Hunched over a cup of coffee, local artist Marc Fresh fingers the rubber “eS” brand pendant that hangs over his black shirt. It’s the kind of doodle Shel Silverstein could have cranked out in his sleep. “Look how simple this design is,” he says. “And everyone wants whatever little thing he draws. I mean, how do you get to that point where you draw something stupid and people think it’s awesome?” How does an artist blow up, Fresh wants to know.
But first: let’s talk about wheatpaste.
Essentially wallpaper glue, this inexpensive flour-and-water mixture has been used for centuries to hang everything from circus posters and bills for boxing matches to anti-globalization propaganda. Sitting in the trunk of Fresh’s car is a five-gallon container of the stuff. Keeping wheatpaste handy allows Fresh some spontaneity when plastering colorful painted paper creations on his public canvases of choice. Those would be the derelict buildings and blighted overpasses of Baton Rouge.
“It’s got to be a creative spot where the character would look good,” says the 27-year-old Slidell native. “It has to be dilapidated, closed down and boarded up.”
By day, Fresh sells lids at Hat Shack and works at a board shop called Rukus. By night, he paints new characters, and every couple months he sneaks out to hang his latest work in unusual public spaces. The train track overpass near City Park is one of his favorite locations. Fresh knows when one of his pieces becomes popular, too—and where his friends are driving—by the torrent of text messages a new character can trigger.
Creased high-school notebooks contain Fresh’s first cartoon sketches, including a primordial version of one of his most iconic characters: the bald, puffy-faced ne’er-do-well with a bulging forehead, cheeks and lips. Most girls, Fresh says, think that one’s too scary. He’s been making cuter characters lately, each rendered in bright neon or primary colors. Fresh loves his work to contrast with the environment. “I hope people driving by can’t not notice it,” Fresh says. “The duller the area the brighter the color needs to be. It’s a beautification process almost.”

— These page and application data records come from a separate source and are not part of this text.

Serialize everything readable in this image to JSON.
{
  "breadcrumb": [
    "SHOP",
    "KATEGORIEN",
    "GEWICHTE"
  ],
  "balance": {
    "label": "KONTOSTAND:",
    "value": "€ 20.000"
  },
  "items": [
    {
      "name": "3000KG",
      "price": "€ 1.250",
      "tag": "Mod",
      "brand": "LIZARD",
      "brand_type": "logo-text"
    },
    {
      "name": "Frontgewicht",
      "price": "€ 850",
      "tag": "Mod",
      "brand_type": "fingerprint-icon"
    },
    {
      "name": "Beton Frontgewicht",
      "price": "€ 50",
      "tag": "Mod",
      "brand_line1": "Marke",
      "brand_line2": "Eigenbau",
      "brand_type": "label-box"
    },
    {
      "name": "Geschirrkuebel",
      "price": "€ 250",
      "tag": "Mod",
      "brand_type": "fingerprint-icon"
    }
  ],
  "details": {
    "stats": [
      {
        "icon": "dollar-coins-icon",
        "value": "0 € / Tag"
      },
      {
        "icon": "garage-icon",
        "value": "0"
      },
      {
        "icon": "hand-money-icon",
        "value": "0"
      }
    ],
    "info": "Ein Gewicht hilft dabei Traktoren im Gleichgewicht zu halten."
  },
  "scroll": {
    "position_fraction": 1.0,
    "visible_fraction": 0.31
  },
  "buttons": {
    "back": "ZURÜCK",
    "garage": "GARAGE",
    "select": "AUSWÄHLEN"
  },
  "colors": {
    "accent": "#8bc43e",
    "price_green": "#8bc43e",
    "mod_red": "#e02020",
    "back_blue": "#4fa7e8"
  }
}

Always drawn to urban art, Fresh says he’s never been interested in painting landscapes or trees. For the most part, Fresh’s street pieces recall the freewheeling psychedelia of 1970s rock-art giants Stanley Mouse and Bob Thomas—both worked extensively with the Grateful Dead—and the prismatic pages of Juxtapoz magazine.
His work has appeared in regional galleries from New Orleans to Lafayette, and last year Fresh launched a clothing line of original T-shirts and painted shoes and baseball caps. He called it Never Rotten.
“That’s the thing,” the artist says. “My style is always evolving. It’s always fresh, never rotten. T-shirts are just an easy way to buy art.”
Fresh’s shirts, often called “Freshies,” are available in Baton Rouge at Storyville Apparel, Purple Monkey and Rukus, and in Lafayette at Politics. His LSU-themed “Tiger Cub” tee can be seen on co-eds across campus on game days. But for now, Fresh’s public art still snags the most attention. And for that he is unapologetic—and not afraid of the law cracking down.
“If the owners are going to let their buildings sit and rot, they obviously don’t care,” Fresh says. “So it’s cool to add something new and vibrant to it to brighten things up. That’s all I’m doing.” marcfresh.blogspot.com